It is not unusual that a relationship comes to an end. Whether people lose a partner through death or through a separation, getting over the loss is never easy. After a time of grieving the loss of a partner and the dream of a life together, people may start looking for a new partner.
Hopefully by now people have matured and don’t get attracted by superficial qualities. If people have approached ‘mid-life’ there is usually a sense of having no time for silly games. A new relationship will show much promise if people look for someone who is interested in establishing a lasting relationship rather than in a fling. This involves finding a person who is available rather than someone who has lots of excuses for not being able to form a commitment.
Look for a partner who is emotionally open, is comfortable with their vulnerabilities, and is willing to take responsibility for his or her own feelings. Is the person you are interested in honest, is respectful, has integrity, and is trustworthy?

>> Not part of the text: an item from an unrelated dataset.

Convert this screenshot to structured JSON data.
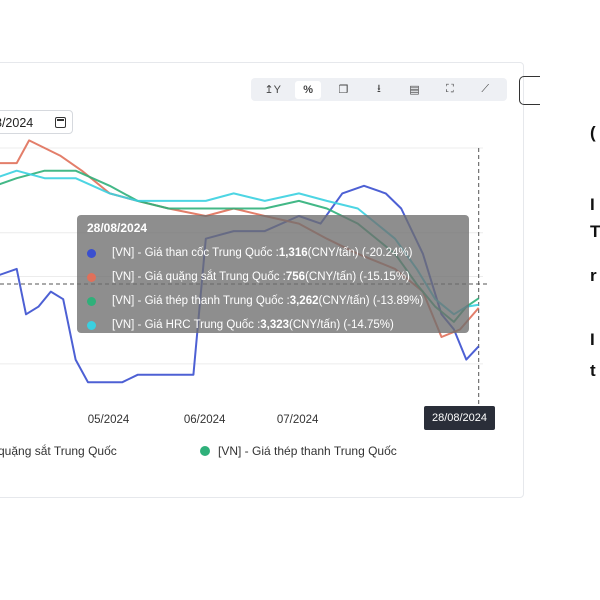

If you can answer these questions with ‘yes’, you are well on your way.
A totally other issue is, of course, having a good look at yourself. How well do you know yourself? Are you aware of the ways you contribute to relationship problems or even break-ups? Before you go about looking for a new partner, maybe it’s a good time to look at your own ‘skeletons in the cupboard’. It might be a good idea to get help with this self-exploration to make sure that you don’t trip over your own outdated beliefs and understandings. You can contact me if you would like some assistance in exploring these issues for you.
How open are you to a lasting, intimate relationship? Do you find yourself getting fearful, suspicious, and not trusting when it comes to making a commitment? Do you avoid showing your vulnerabilities and your honest thoughts? Are you avoidant and defensive? If this is the case, you might sabotage your relationships without being consciously aware of it.
Are you quickly interpreting other people’s actions? A major problem in relationships is that people draw conclusions without checking out with their partner why s/he has been acting they way they have. Mindreading is so common a mistake that it is almost tragic how many relationships suffer under people’s reluctance to discuss with their partner what was really going on.
Having realistic expectations of one’s partner is another key to successful relationships. Avoid thinking that through the power of your love your partner will turn into this wonderful person/prince. Modern relationships are not fairy tales. They are about understanding that your feelings are created by your thoughts and taking responsibility for them. Be sure that you have loving feelings towards the person in front of you and not towards a set of potentials that you fantasize into that person.
Last but not least understand that love is not something that you can find – like a set of keys you’ve lost when you were out jogging. Love is not a certain thing; it means many different things to many different people. Love is most of all a verb. To love someone means to demonstrate caring, supporting, understanding, respecting, appreciating, and enjoying another person. Long-lasting love means to demonstrate love mutually to each other over and over again.
Love has very little to do with ‘chemistry’, the stuff that makes ‘the earth shake’. Not that these experiences aren’t pleasurable. Love, is much more ordinary. This reminds me of movies where actors/actresses are cast because there is a ‘chemistry’ between them that translates well on screen evoking the pretense of love. Sometimes these actors are becoming a couple after they’ve finished the movie. However, often these relationships don’t last very long. Chemistry in itself is not enough. Love is like a garden that needs lots of constant attention.